Near Panhandle in Carson County, Texas — The American South (West South Central)
Thomas Cree Homesite
(Right Side Plaque):
Texas High Plains
Set front dugout home by
Thomas Cree 1888
Good luck symbol of settlers
throughout drouth, blizzard and heat.
Cree's bois d'arc tree
died in the 1970s. County
residents planted a new
tree here in 1990 as a
memorial to the area's
(Left Side Plaque):
The 33rd Anniversary National Convention, Men's Garden Clubs of America, meeting at Amarillo, June 14-17, 1965, formally recognized and paid tribute to the significance of Thomas Cree's little tree and to the memory of this heroic early gardener of these High Plains.
Erected 1980 by State Historical Survey Committee. (Marker Number 5467.)
Marker series. This marker is included in the Historic Trees marker series.
Location. 35° 18.638′ N, 101° 27.687′ W. Marker is near Panhandle, Texas, in Carson County. Marker is on U.S. 60 4.9 miles west of Texas Highway 207, on the left when traveling west. Touch for map. Marker is in the center, on a post with two other markers. Marker is in this post office area: Panhandle TX 79068, United States of America.
Other nearby markers. At least 8 other markers are within 6 miles of this marker, measured as the crow flies. Carson County (approx. 5.1 miles away); Panhandle (approx. 5.2 miles away); Atchison, Topeka, & Santa Fe Railroad Depot (approx. 5.2 miles away); Temple Lea Houston (approx. 5.2 miles away); Texas Panhandle Pioneers: The Simms Brothers (approx. 5.2 miles away); Pioneer Dugout (approx. 5.2 miles away); The Square House (approx. 5.2 miles away); Eclipse Windmill Patented 1867 (approx. 5.2 miles away). Touch for a list and map of all markers in Panhandle.

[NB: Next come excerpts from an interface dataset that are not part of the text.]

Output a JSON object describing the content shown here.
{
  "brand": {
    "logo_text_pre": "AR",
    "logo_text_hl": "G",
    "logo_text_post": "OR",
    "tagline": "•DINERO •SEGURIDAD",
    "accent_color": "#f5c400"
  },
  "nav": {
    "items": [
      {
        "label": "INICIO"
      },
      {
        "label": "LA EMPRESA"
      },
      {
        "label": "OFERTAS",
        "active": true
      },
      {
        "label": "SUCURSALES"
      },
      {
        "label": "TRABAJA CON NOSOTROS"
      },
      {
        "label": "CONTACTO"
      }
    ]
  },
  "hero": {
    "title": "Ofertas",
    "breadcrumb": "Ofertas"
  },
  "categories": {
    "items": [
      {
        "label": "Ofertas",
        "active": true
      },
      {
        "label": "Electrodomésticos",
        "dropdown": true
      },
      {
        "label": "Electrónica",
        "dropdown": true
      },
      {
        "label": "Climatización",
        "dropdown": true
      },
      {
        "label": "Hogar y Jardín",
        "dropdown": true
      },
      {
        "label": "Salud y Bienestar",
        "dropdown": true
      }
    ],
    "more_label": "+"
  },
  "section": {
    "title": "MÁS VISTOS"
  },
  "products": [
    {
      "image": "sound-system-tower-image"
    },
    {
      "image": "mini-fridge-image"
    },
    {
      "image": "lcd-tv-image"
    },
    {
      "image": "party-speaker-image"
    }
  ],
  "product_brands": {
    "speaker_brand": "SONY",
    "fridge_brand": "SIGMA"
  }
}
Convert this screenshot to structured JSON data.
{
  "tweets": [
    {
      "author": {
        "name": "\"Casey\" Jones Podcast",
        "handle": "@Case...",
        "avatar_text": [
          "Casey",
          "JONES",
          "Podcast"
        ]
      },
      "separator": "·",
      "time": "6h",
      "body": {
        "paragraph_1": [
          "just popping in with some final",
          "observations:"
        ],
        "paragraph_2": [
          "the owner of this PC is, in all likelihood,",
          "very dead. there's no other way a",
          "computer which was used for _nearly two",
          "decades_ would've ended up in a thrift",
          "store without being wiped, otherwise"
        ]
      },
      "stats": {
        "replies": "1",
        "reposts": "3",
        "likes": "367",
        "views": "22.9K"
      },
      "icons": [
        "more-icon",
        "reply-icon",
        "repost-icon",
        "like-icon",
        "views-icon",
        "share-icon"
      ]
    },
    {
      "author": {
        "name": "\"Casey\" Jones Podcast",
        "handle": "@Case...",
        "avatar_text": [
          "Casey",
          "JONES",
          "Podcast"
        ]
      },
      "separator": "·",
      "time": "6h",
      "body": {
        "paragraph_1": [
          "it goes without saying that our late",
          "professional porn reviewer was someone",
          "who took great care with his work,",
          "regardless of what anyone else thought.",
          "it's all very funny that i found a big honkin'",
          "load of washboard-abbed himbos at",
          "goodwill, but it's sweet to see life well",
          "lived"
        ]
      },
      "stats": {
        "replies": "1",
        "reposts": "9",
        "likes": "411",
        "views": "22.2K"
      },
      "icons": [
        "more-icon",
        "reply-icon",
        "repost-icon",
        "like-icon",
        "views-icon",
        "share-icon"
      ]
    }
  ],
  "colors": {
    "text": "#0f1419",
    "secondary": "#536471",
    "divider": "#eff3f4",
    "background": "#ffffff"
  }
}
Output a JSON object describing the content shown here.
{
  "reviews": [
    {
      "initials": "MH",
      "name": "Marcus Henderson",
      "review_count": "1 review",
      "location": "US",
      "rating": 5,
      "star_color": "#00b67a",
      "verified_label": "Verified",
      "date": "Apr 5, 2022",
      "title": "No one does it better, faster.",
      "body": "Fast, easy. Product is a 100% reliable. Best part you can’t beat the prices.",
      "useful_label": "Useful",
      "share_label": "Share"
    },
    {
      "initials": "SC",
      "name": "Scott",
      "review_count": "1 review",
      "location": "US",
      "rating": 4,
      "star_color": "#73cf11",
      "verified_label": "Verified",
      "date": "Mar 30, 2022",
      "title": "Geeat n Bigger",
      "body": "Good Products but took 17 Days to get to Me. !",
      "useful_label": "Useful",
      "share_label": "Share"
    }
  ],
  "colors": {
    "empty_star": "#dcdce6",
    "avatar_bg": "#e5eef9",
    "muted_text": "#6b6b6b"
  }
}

Categories. • Agriculture • Settlements & Settlers •
Credits. This page was last revised on June 16, 2016. This page originally submitted on June 3, 2012, by Bill Kirchner of Tucson, Arizona. This page has been viewed 655 times since then and 37 times this year. Photos: 1, 2, 3, 4, 5. submitted on June 3, 2012, by Bill Kirchner of Tucson, Arizona. • Craig Swain was the editor who published this page.